[Daily article] April 30: Franklin half dollar

The Franklin half dollar coin was struck by the United States Mint from
1948 to 1963. It pictures Founding Father Benjamin Franklin on the
obverse, with the Liberty Bell and a small eagle on the reverse.
Produced in 90 percent silver with a reeded edge, the coin was struck
at the Philadelphia, Denver, and San Francisco mints. Mint director
Nellie Tayloe Ross had long admired Franklin, and asked the Mint’s chief
engraver, John Sinnock, to design the coin; his initials appear on the
obverse, but some mistook them for the initials of Soviet dictator
Joseph Stalin. When Ross submitted the designs to the Commission of Fine
Arts, they disliked the small eagle and felt that depicting the crack in
the Liberty Bell would expose the coinage to jokes and ridicule;
nevertheless, the Mint proceeded with Sinnock’s designs. Beginning in
1964 the coin was replaced by the Kennedy half dollar, issued in honor
of the assassinated President, John F. Kennedy.
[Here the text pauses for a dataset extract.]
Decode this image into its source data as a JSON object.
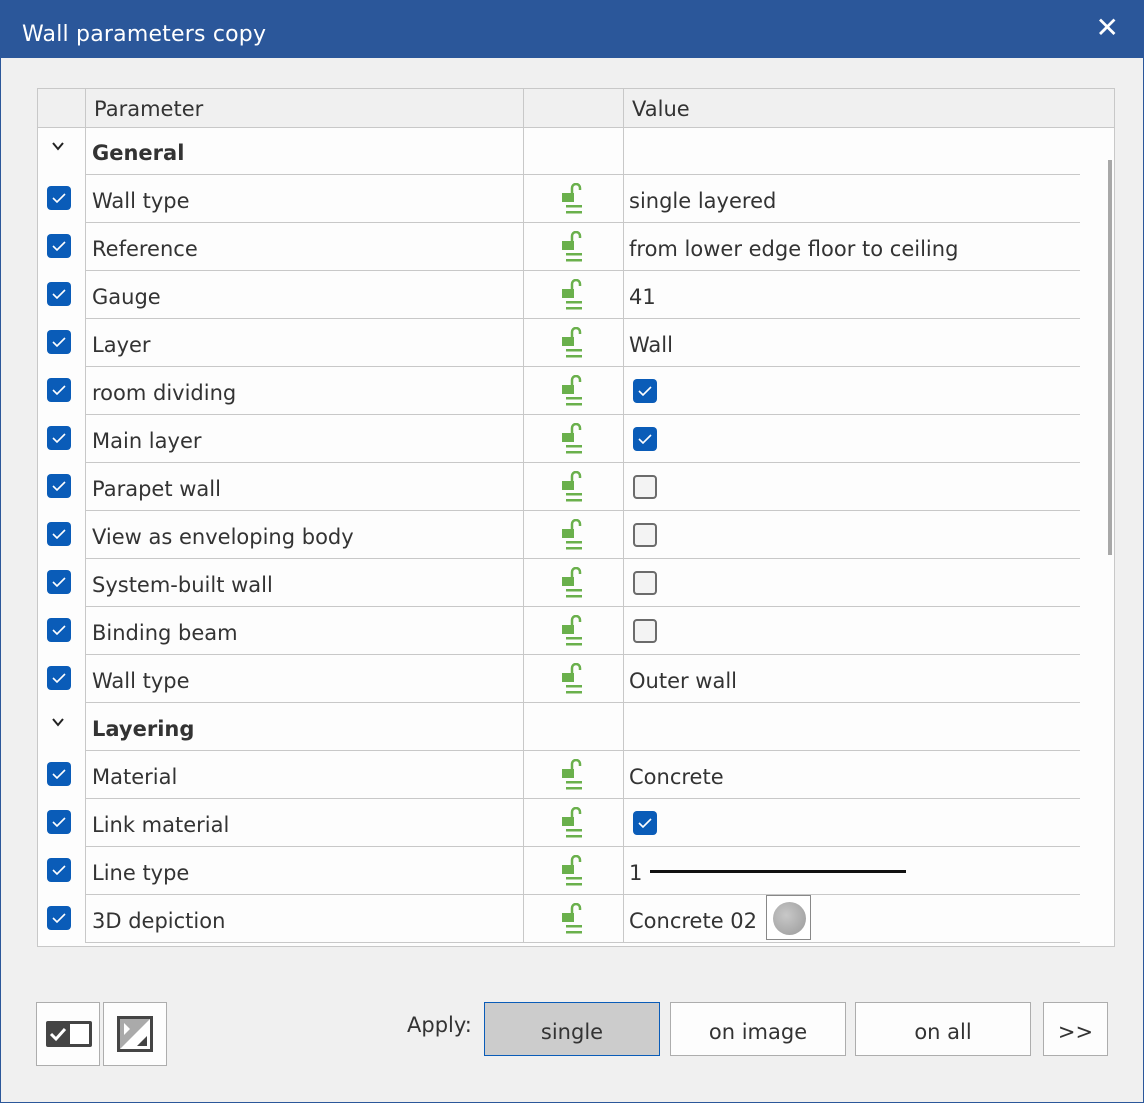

Though the coin is still
legal tender, its face value is greatly exceeded by its value to
collectors or as silver.

Read more:

_______________________________
Today’s selected anniversaries:
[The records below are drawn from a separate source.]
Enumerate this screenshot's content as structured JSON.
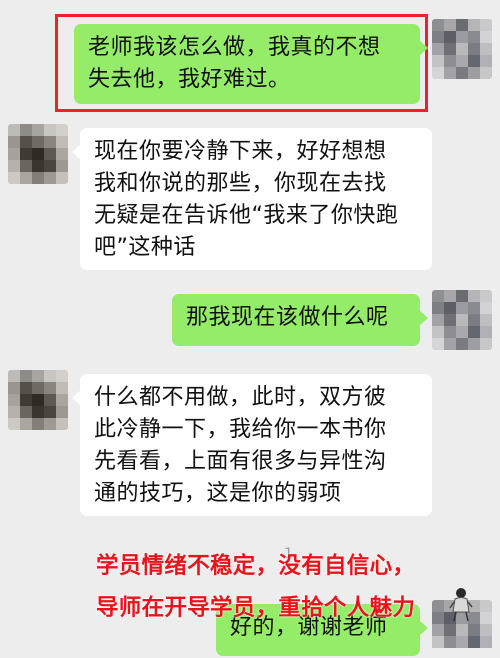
{
  "messages": [
    {
      "side": "right",
      "lines": [
        "老师我该怎么做，我真的不想",
        "失去他，我好难过。"
      ]
    },
    {
      "side": "left",
      "lines": [
        "现在你要冷静下来，好好想想",
        "我和你说的那些，你现在去找",
        "无疑是在告诉他“我来了你快跑",
        "吧”这种话"
      ]
    },
    {
      "side": "right",
      "lines": [
        "那我现在该做什么呢"
      ]
    },
    {
      "side": "left",
      "lines": [
        "什么都不用做，此时，双方彼",
        "此冷静一下，我给你一本书你",
        "先看看，上面有很多与异性沟",
        "通的技巧，这是你的弱项"
      ]
    },
    {
      "side": "right",
      "lines": [
        "好的，谢谢老师"
      ]
    }
  ],
  "annotations": {
    "line1": "学员情绪不稳定，没有自信心，",
    "line2": "导师在开导学员，重拾个人魅力"
  },
  "partial_number": "1",
  "colors": {
    "sent_bubble": "#95ec69",
    "received_bubble": "#ffffff",
    "background": "#ededed",
    "annotation_red": "#e8141c",
    "highlight_border": "#e8232a"
  },
  "icons": {
    "avatar_self": "blurred-avatar",
    "avatar_teacher": "blurred-avatar",
    "corner_figure": "person-figure-icon"
  }
}
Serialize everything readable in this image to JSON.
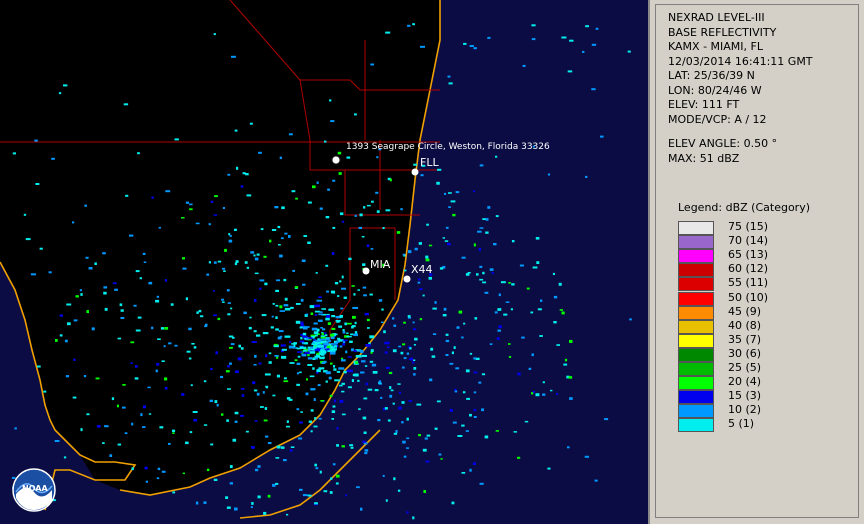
{
  "info": {
    "product": "NEXRAD LEVEL-III",
    "product_type": "BASE REFLECTIVITY",
    "station": "KAMX - MIAMI, FL",
    "datetime": "12/03/2014 16:41:11 GMT",
    "lat": "LAT: 25/36/39 N",
    "lon": "LON: 80/24/46 W",
    "elev": "ELEV: 111 FT",
    "mode": "MODE/VCP: A / 12",
    "elev_angle": "ELEV ANGLE: 0.50 °",
    "max": "MAX: 51 dBZ"
  },
  "legend": {
    "title": "Legend: dBZ (Category)",
    "items": [
      {
        "label": "75 (15)",
        "color": "#e8e8e8"
      },
      {
        "label": "70 (14)",
        "color": "#9966cc"
      },
      {
        "label": "65 (13)",
        "color": "#ff00ff"
      },
      {
        "label": "60 (12)",
        "color": "#cc0000"
      },
      {
        "label": "55 (11)",
        "color": "#dd0000"
      },
      {
        "label": "50 (10)",
        "color": "#ff0000"
      },
      {
        "label": "45 (9)",
        "color": "#ff8c00"
      },
      {
        "label": "40 (8)",
        "color": "#e8c000"
      },
      {
        "label": "35 (7)",
        "color": "#ffff00"
      },
      {
        "label": "30 (6)",
        "color": "#008800"
      },
      {
        "label": "25 (5)",
        "color": "#00bb00"
      },
      {
        "label": "20 (4)",
        "color": "#00ff00"
      },
      {
        "label": "15 (3)",
        "color": "#0000ee"
      },
      {
        "label": "10 (2)",
        "color": "#0099ff"
      },
      {
        "label": "5 (1)",
        "color": "#00eeee"
      }
    ]
  },
  "map": {
    "address_label": "1393 Seagrape Circle, Weston, Florida 33326",
    "cities": [
      {
        "name": "FLL"
      },
      {
        "name": "MIA"
      },
      {
        "name": "X44"
      }
    ]
  },
  "logo_text": "NOAA"
}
1598:

King Henry IV of France issued the Edict of Nantes, granting
freedom of religion to the Huguenots.

1943:

Second World War: The Royal Navy submarine HMS Seraph began
Operation Mincemeat to deceive Germany about the upcoming invasion of
Sicily.
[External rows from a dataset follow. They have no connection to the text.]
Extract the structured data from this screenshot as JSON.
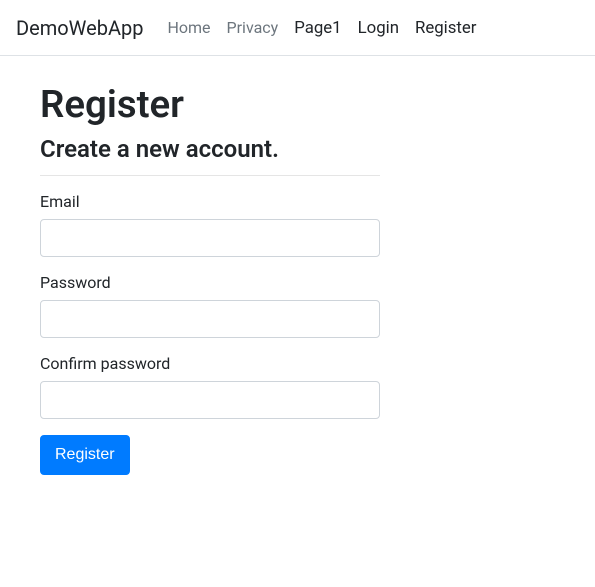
{
  "navbar": {
    "brand": "DemoWebApp",
    "links": {
      "home": "Home",
      "privacy": "Privacy",
      "page1": "Page1",
      "login": "Login",
      "register": "Register"
    }
  },
  "page": {
    "title": "Register",
    "subtitle": "Create a new account."
  },
  "form": {
    "email_label": "Email",
    "password_label": "Password",
    "confirm_password_label": "Confirm password",
    "submit_label": "Register"
  }
}
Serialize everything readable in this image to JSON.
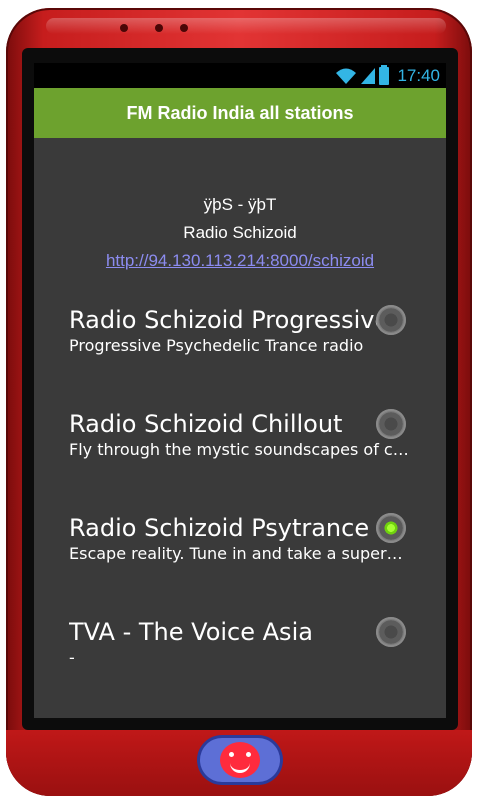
{
  "status_bar": {
    "time": "17:40"
  },
  "app_bar": {
    "title": "FM Radio India all stations"
  },
  "now_playing": {
    "title": "ÿþS - ÿþT",
    "station": "Radio Schizoid",
    "url": "http://94.130.113.214:8000/schizoid"
  },
  "stations": [
    {
      "name": "Radio Schizoid Progressive",
      "description": "Progressive Psychedelic Trance radio",
      "selected": false
    },
    {
      "name": "Radio Schizoid Chillout",
      "description": "Fly through the mystic soundscapes of chillout",
      "selected": false
    },
    {
      "name": "Radio Schizoid Psytrance",
      "description": "Escape reality. Tune in and take a superb ride",
      "selected": true
    },
    {
      "name": "TVA - The Voice Asia",
      "description": "-",
      "selected": false
    }
  ],
  "colors": {
    "appbar": "#6da22e",
    "background": "#3a3a3a",
    "status_accent": "#33b5e5",
    "link": "#8c8cf0",
    "radio_checked": "#6fd10d",
    "phone_frame": "#e23434"
  },
  "icons": [
    "wifi-icon",
    "signal-icon",
    "battery-icon",
    "radio-button-icon",
    "home-face-icon"
  ]
}
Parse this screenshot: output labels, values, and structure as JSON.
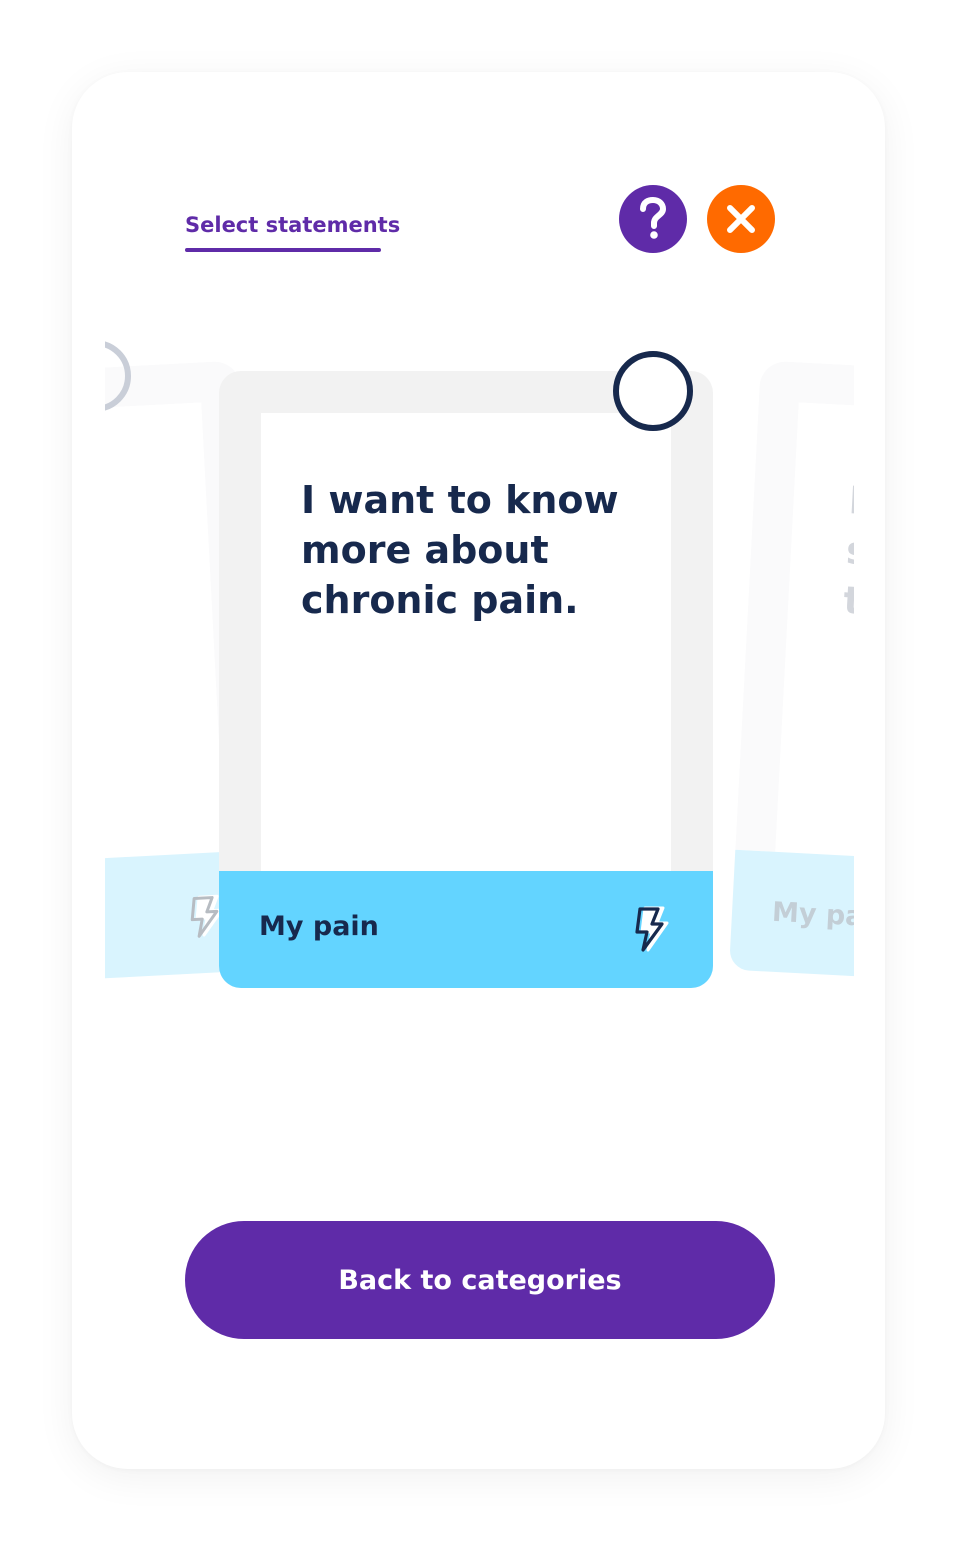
{
  "header": {
    "tab_label": "Select statements",
    "help_icon": "question-mark-icon",
    "close_icon": "close-x-icon"
  },
  "card": {
    "statement": "I want to know more about chronic pain.",
    "category": "My pain",
    "category_icon": "lightning-bolt-icon",
    "selected": false
  },
  "next_card": {
    "statement": "I\ns\nt",
    "category": "My pa"
  },
  "footer": {
    "back_label": "Back to categories"
  },
  "colors": {
    "purple": "#5f2ba8",
    "orange": "#ff6a00",
    "navy": "#17294d",
    "card_footer": "#63d4ff"
  }
}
1982:

Sixteen monks and a nun belonging to Ananda Marga in Calcutta,
India, were dragged out of taxis by persons unknown in three different
locations, beaten to death and then set on fire.

2009:

A gunman went on a shooting spree at the Azerbaijan State Oil
Academy, a public university in Baku, killing 12 people before
committing suicide.

_____________________________
Wiktionary’s word of the day:

weatherbound:
Prevented by bad weather from doing something, such as travelling.

___________________________
Wikiquote quote of the day:

  I have had my results for a long time: but I do not yet know how I
am to arrive at them.  
–Carl Friedrich Gauss

Read More about the article here http://ift.tt/1cA4WSd

Advertisements

Leave a Reply

Fill in your details below or click an icon to log in:

WordPress.com Logo

You are commenting using your WordPress.com account. Log Out / Change )

Twitter picture

You are commenting using your Twitter account. Log Out / Change )

Facebook photo

You are commenting using your Facebook account. Log Out / Change )

Google+ photo

You are commenting using your Google+ account. Log Out / Change )

Connecting to %s